Friday, September 20, 2013

Edward McClelland's analysis at is superb!

I was born in 1950 in Amarillo, Texas. I never had a hard time finding a job until the late '80s. I moved from state to state. The first job I kept for 12 months was one of the hardest I ever had. It was at Iowa Beef Packers in Amarillo. I was pushing 30. I was in the Teamsters Union, my first union job and it was the first time I earned over a thousand dollars a month.
I was a bottom-feeder when it came to jobs. I'd show up in a town, find out where the local Manpower or other daily work agency was and the next morning I'd be there at 6am, among the first 10 or so men waiting for a job of work. 
Once in New Haven, Connecticut, I worked a couple of days at the Schick Razor plant. It was huge. Forklifts (ah, how I loved operating forklifts - the first step up from the pallet jack), truck loading docks. .. I remember being surprised that such a huge plant manufactured such a tiny product!
My first awakening to the new United States was when I called a Manpower company to ask what time I should show up in the morning to get a day job. I was asked my phone number. I didn't have a phone number; I was calling from a pay phone. I was told that Manpower required workers to have a phone and an address. The earth had shifted under my feet.
I've never read a sharper, concise analysis of my country's economy than RIP, the middle class: 1946-2013. It's here  on
Please check out my album: Texas Socialist Infiltration Dance Songs Instigated and Agitated by Burl Dunn.  It's on iTunes and other likely download sites.

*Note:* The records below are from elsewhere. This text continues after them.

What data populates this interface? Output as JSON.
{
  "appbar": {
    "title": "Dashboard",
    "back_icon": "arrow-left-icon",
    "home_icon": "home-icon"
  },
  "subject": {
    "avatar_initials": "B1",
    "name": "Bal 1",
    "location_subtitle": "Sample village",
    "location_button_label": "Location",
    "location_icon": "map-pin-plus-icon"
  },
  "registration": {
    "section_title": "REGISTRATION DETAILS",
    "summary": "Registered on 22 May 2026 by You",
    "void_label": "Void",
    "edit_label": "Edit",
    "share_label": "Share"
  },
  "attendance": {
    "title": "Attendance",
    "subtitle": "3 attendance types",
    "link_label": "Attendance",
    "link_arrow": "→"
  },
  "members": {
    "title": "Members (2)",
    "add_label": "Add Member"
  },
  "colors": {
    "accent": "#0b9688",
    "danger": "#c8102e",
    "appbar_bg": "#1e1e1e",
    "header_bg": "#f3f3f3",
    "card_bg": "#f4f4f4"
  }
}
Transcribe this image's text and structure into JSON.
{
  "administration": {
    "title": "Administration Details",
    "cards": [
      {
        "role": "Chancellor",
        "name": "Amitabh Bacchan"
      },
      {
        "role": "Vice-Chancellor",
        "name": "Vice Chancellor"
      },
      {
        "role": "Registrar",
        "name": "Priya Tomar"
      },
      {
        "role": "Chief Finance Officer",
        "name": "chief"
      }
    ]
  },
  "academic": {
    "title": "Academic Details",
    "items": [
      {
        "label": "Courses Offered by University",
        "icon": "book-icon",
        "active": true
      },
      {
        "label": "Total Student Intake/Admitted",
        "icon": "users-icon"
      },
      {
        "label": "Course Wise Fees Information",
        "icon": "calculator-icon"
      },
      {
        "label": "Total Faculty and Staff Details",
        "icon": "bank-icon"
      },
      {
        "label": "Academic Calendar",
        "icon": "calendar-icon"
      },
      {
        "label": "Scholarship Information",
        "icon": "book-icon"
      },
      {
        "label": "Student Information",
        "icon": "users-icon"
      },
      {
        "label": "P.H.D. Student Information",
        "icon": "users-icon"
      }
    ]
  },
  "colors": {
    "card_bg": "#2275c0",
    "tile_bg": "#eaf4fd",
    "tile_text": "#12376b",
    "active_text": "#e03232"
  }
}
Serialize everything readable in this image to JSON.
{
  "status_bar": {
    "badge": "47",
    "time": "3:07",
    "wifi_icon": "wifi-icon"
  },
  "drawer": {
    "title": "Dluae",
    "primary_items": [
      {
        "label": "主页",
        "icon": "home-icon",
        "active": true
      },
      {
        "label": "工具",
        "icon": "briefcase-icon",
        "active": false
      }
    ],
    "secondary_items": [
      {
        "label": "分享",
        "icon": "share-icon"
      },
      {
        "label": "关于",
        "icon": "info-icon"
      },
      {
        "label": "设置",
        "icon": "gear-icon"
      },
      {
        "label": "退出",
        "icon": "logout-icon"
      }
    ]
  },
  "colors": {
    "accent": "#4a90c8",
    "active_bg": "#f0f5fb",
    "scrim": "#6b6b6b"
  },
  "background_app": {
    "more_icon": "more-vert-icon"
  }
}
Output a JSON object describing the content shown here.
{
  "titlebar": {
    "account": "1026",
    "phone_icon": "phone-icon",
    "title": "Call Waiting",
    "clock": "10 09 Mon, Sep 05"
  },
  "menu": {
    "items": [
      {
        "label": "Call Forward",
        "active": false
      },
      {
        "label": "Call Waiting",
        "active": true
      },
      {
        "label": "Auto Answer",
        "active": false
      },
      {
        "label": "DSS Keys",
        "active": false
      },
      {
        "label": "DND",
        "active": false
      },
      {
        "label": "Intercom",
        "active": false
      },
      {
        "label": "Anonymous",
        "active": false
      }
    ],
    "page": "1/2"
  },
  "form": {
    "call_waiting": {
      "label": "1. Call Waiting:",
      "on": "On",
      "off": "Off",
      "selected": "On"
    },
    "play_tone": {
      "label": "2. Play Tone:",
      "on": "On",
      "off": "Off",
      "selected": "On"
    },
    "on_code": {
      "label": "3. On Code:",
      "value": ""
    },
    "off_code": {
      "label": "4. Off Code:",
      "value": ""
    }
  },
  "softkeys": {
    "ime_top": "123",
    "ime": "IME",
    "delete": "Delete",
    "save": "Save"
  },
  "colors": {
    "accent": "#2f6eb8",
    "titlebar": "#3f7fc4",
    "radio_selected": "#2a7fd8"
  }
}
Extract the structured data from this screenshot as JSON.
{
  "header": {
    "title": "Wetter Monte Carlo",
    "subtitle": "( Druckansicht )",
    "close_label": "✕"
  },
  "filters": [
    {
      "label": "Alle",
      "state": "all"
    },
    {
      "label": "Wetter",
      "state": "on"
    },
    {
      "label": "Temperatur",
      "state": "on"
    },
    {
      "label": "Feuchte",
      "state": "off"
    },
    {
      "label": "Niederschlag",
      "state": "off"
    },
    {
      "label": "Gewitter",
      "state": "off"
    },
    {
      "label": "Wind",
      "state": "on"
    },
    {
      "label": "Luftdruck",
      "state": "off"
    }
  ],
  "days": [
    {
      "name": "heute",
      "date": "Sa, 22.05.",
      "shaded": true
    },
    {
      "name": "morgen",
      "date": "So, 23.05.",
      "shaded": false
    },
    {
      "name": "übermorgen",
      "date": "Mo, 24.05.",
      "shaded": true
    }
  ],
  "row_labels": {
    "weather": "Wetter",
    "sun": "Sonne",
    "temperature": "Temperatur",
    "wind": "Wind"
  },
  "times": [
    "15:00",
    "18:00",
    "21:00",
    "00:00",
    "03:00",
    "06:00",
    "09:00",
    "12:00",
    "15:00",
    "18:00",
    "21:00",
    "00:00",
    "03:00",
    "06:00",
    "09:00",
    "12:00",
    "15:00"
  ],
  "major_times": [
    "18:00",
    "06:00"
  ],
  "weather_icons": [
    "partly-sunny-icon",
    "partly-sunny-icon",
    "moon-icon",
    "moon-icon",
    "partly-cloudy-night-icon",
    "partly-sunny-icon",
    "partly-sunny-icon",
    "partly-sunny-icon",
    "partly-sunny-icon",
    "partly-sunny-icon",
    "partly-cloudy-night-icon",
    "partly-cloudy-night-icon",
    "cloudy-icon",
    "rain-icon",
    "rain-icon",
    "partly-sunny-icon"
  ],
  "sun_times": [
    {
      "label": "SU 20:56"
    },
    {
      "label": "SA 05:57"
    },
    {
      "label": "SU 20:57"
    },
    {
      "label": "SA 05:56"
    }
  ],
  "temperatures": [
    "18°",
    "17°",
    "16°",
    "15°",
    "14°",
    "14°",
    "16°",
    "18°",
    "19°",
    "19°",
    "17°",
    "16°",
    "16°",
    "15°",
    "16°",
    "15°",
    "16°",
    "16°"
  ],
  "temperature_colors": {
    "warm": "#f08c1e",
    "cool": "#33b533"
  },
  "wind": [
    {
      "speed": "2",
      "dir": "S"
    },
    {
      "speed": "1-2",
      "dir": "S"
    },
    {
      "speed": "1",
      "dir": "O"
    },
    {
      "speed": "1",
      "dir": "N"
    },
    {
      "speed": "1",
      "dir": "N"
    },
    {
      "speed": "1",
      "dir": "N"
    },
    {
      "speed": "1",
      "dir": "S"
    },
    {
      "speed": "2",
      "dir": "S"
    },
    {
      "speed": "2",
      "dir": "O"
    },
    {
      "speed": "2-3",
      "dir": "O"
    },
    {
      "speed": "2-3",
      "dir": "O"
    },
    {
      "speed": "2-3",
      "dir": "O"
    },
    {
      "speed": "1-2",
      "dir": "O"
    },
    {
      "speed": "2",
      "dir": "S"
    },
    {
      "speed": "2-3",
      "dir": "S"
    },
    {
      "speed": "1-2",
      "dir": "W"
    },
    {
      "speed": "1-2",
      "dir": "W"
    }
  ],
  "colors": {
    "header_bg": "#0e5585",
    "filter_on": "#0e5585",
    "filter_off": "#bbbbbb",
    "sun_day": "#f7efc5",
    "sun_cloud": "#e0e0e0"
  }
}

1 comment:

  1. Thanks, Burl. You might enjoy my book, "Nothin' but Blue Skies," from which I took a lot of the reporting.